TASK BRIEF: For every record below, write out an exact copy.

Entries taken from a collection
>>>

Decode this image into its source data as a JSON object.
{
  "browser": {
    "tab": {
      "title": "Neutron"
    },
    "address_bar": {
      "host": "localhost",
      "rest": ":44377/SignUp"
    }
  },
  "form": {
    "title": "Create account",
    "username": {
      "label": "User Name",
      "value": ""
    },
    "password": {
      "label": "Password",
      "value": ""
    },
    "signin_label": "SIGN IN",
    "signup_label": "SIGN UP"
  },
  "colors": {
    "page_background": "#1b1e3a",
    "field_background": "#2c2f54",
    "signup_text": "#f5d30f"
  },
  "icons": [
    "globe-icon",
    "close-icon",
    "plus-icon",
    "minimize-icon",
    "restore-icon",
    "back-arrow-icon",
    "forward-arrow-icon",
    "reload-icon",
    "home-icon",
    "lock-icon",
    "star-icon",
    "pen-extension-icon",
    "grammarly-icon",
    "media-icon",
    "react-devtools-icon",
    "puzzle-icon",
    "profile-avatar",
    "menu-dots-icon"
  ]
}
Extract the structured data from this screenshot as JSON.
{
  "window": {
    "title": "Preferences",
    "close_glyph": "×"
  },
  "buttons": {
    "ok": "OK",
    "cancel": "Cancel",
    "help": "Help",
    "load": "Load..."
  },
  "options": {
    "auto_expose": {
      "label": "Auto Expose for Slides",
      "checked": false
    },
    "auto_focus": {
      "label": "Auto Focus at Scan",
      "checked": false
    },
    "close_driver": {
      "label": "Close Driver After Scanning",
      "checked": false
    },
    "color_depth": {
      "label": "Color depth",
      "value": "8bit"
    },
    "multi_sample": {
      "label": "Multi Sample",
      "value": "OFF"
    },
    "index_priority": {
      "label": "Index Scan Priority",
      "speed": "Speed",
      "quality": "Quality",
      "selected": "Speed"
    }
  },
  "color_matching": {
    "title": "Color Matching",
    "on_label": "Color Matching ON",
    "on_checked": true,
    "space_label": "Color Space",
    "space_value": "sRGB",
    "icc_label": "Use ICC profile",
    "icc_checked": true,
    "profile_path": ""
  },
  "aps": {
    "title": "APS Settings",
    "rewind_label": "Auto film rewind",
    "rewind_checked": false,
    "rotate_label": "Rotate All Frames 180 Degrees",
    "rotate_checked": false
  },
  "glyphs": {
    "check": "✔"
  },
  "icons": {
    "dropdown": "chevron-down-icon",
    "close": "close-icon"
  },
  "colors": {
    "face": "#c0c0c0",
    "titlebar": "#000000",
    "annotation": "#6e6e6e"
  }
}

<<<

OUTPUT FOR THIS EXERCISE:
Decode this image into its source data as a JSON object.
{
  "browser": {
    "tab": {
      "title": "Neutron"
    },
    "address_bar": {
      "host": "localhost",
      "rest": ":44377/SignUp"
    }
  },
  "form": {
    "title": "Create account",
    "username": {
      "label": "User Name",
      "value": ""
    },
    "password": {
      "label": "Password",
      "value": ""
    },
    "signin_label": "SIGN IN",
    "signup_label": "SIGN UP"
  },
  "colors": {
    "page_background": "#1b1e3a",
    "field_background": "#2c2f54",
    "signup_text": "#f5d30f"
  },
  "icons": [
    "globe-icon",
    "close-icon",
    "plus-icon",
    "minimize-icon",
    "restore-icon",
    "back-arrow-icon",
    "forward-arrow-icon",
    "reload-icon",
    "home-icon",
    "lock-icon",
    "star-icon",
    "pen-extension-icon",
    "grammarly-icon",
    "media-icon",
    "react-devtools-icon",
    "puzzle-icon",
    "profile-avatar",
    "menu-dots-icon"
  ]
}
Extract the structured data from this screenshot as JSON.
{
  "window": {
    "title": "Preferences",
    "close_glyph": "×"
  },
  "buttons": {
    "ok": "OK",
    "cancel": "Cancel",
    "help": "Help",
    "load": "Load..."
  },
  "options": {
    "auto_expose": {
      "label": "Auto Expose for Slides",
      "checked": false
    },
    "auto_focus": {
      "label": "Auto Focus at Scan",
      "checked": false
    },
    "close_driver": {
      "label": "Close Driver After Scanning",
      "checked": false
    },
    "color_depth": {
      "label": "Color depth",
      "value": "8bit"
    },
    "multi_sample": {
      "label": "Multi Sample",
      "value": "OFF"
    },
    "index_priority": {
      "label": "Index Scan Priority",
      "speed": "Speed",
      "quality": "Quality",
      "selected": "Speed"
    }
  },
  "color_matching": {
    "title": "Color Matching",
    "on_label": "Color Matching ON",
    "on_checked": true,
    "space_label": "Color Space",
    "space_value": "sRGB",
    "icc_label": "Use ICC profile",
    "icc_checked": true,
    "profile_path": ""
  },
  "aps": {
    "title": "APS Settings",
    "rewind_label": "Auto film rewind",
    "rewind_checked": false,
    "rotate_label": "Rotate All Frames 180 Degrees",
    "rotate_checked": false
  },
  "glyphs": {
    "check": "✔"
  },
  "icons": {
    "dropdown": "chevron-down-icon",
    "close": "close-icon"
  },
  "colors": {
    "face": "#c0c0c0",
    "titlebar": "#000000",
    "annotation": "#6e6e6e"
  }
}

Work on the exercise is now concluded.